Indigenous groups receive funding for 'nation rebuilding efforts'

·3 min read

Mushkegowuk Council Grand Chief Jonathan Solomon hopes there will be a long-term, sustainable commitment from the federal government once the Nation Rebuilding Program comes to an end.

“We can’t have a process and then discontinue the whole process because funding is not available,” Solomon said. “They use the word ‘reconciliation’ and you can’t have reconciliation if there’s no sustainable plan to what needs to be done.”

This fiscal year, 10 Indigenous groups in Ontario have received just over $4 million through the federal Nation Rebuilding Program.

The groups that received funding are Nishnawbe Aski Nation, Mushkegowuk Council, Wabun Tribal Council, Algonquins of Ontario, Grand Council Treaty #3, Independent First Nations Alliance, Matawa First Nations Management, Mississauga Nation, Ontario Treaty 5 and Robinson Huron Waawiidaamaagewin.

Solomon said Mushkegowuk Council is looking at establishing regional First Nation governments, outside of the Indian Act, reclaiming the sovereignty Indigenous people had before treaties were signed and creating their laws and structures.

“It’s not only about governance. It’s about the community as a whole, infrastructure, education, health, justice, economy, that’s what we’re looking at,” he said.

In 2018, the federal government announced $100 million over five years to support Indigenous entities and organizations with nation-building initiatives.

Funding is provided annually and recipients are selected based on their proposals. Since its establishment, the program has funded 155 projects and multi-year initiatives.

When talking about the future of the nation, Solomon said it will be a long process that will take a lot of work and "hot discussions" but he believes all of the communities will come to a consensus.

“We don’t want to see a year-to-year commitment because a lot of work needs to be done.

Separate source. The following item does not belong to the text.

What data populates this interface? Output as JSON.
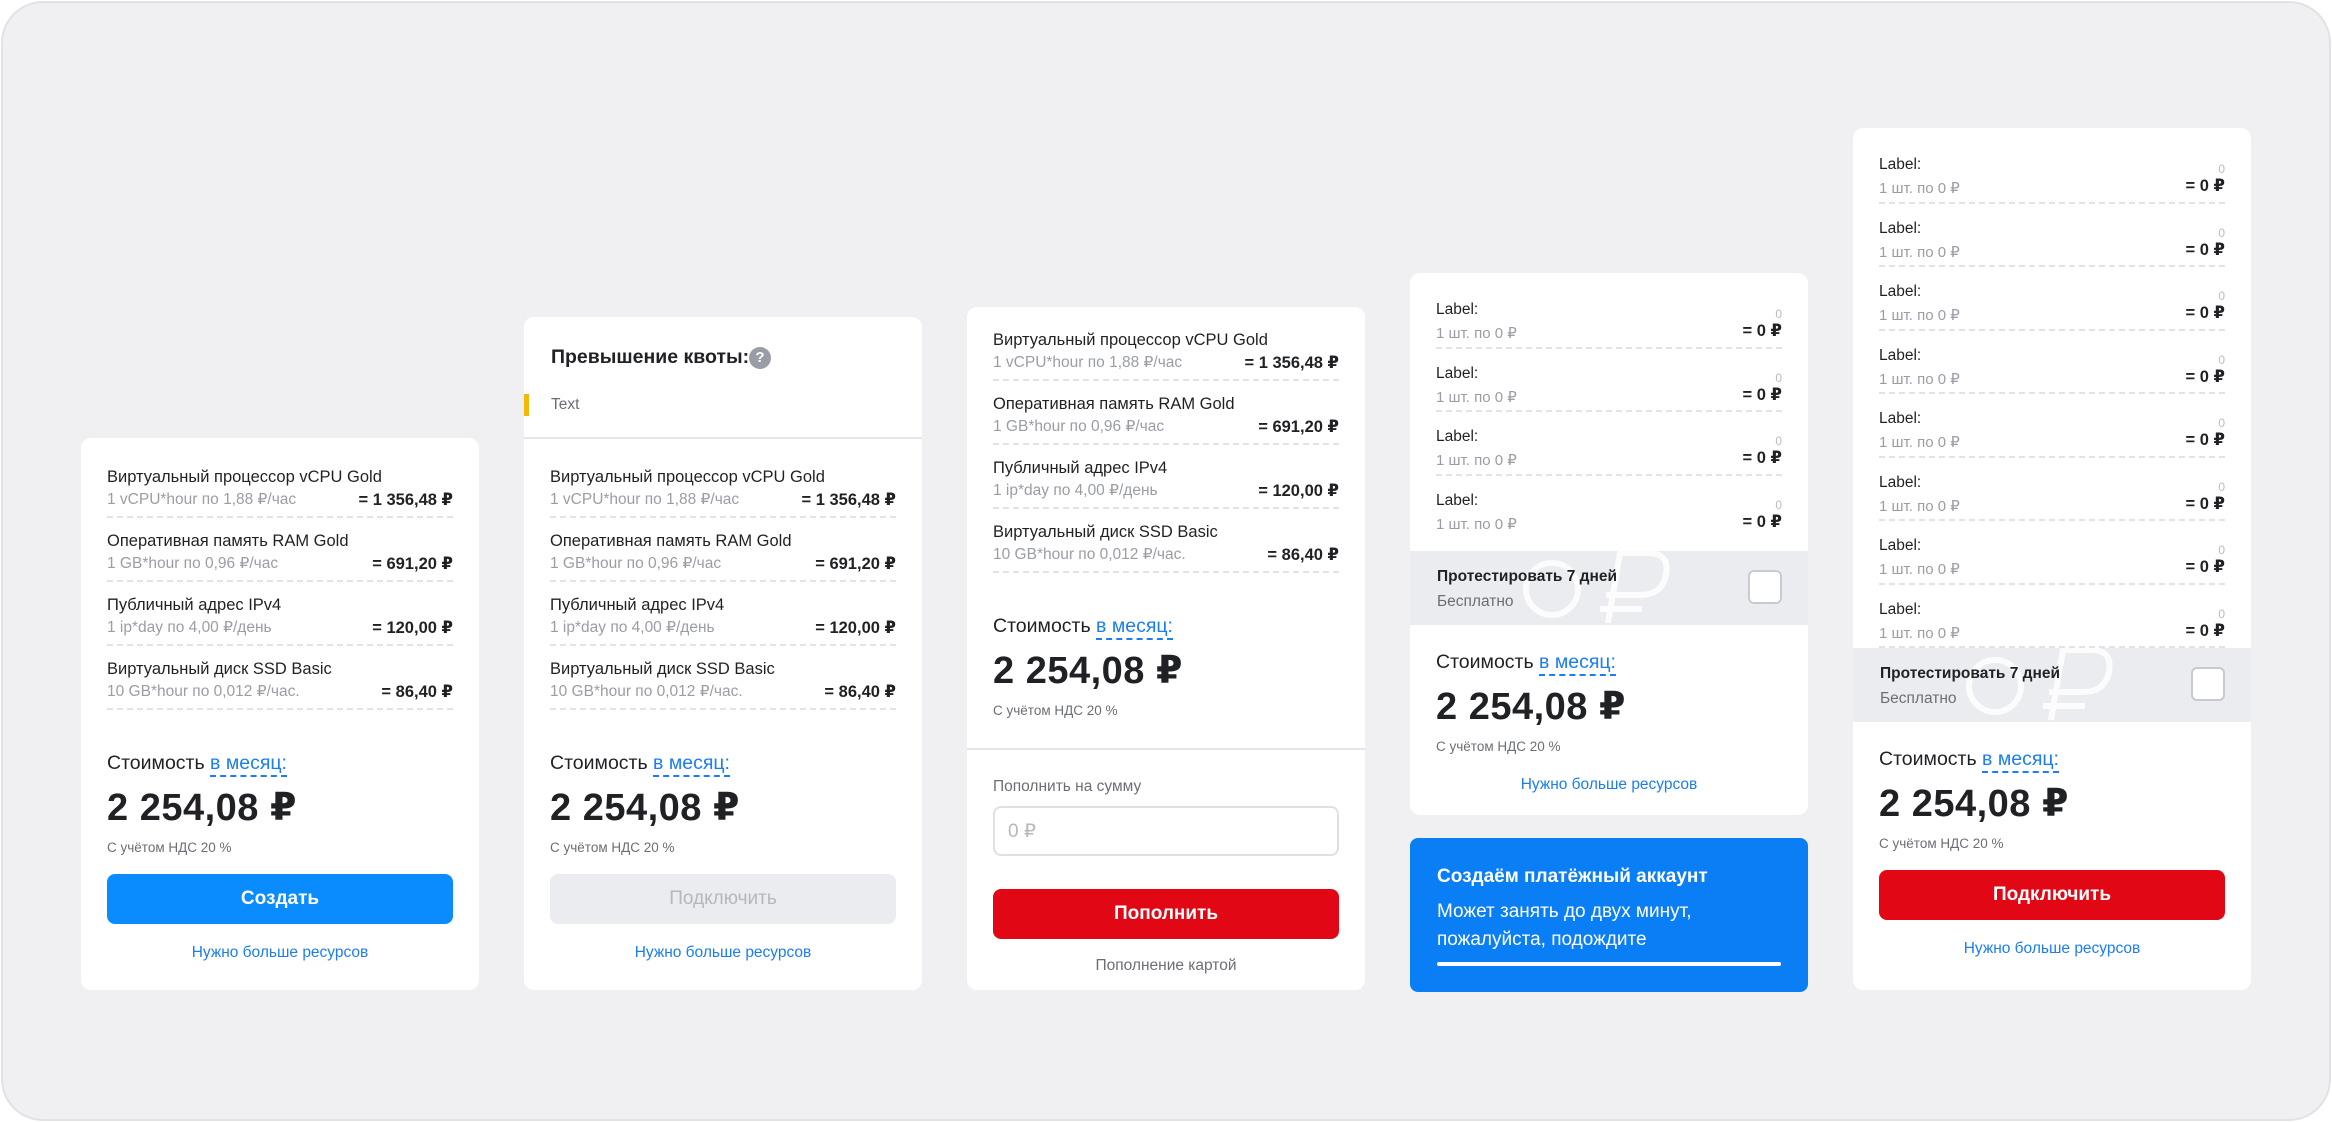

And in order for us to do that work, we need to have a work plan. And the work plan must come with goals when this would happen and things like these,” he said. “Reconciliation is a very strong word you use when you talk about this process, and reconciliation doesn’t happen overnight.”

He noted it is an "exciting time" as Indigenous communities are reclaiming their sovereignty because Indigenous people had their own culture, languages, law and system of governing before signing treaties.

"When this all is done, First Nations will be released from the master and they're going to determine their own future. This is a part of the self-determination process," Solomon said. "And this is what we're talking about when we're talking about nation-building ... we're actually reclaiming back our nationhood."

Minister of Crown-Indigenous Relations and Northern Affairs Carolyn Bennett said it was a “wonderful opportunity” to speak with Solomon Tuesday morning and it was inspiring to learn about the council’s visions and values.

“These are the nation-rebuilding funds have been put in place to be able to support nations wanting to have those conversations with their partners within the nations as they move on the journey of self-determination,” she said.

When asked how the federal government is going to continue supporting Indigenous communities and groups once the program is over, she said there would have to be “internal conversations within communities.”

“If the community develops the consensus that they want to move to a discussion table with Canada, there are over 150 of those discussion tables taking place now … So, in some ways over a million First Nation, Metis or Inuit are now at a table discussing their path to self-determination,” Bennett said.

Dariya Baiguzhiyeva, Local Journalism Initiative Reporter,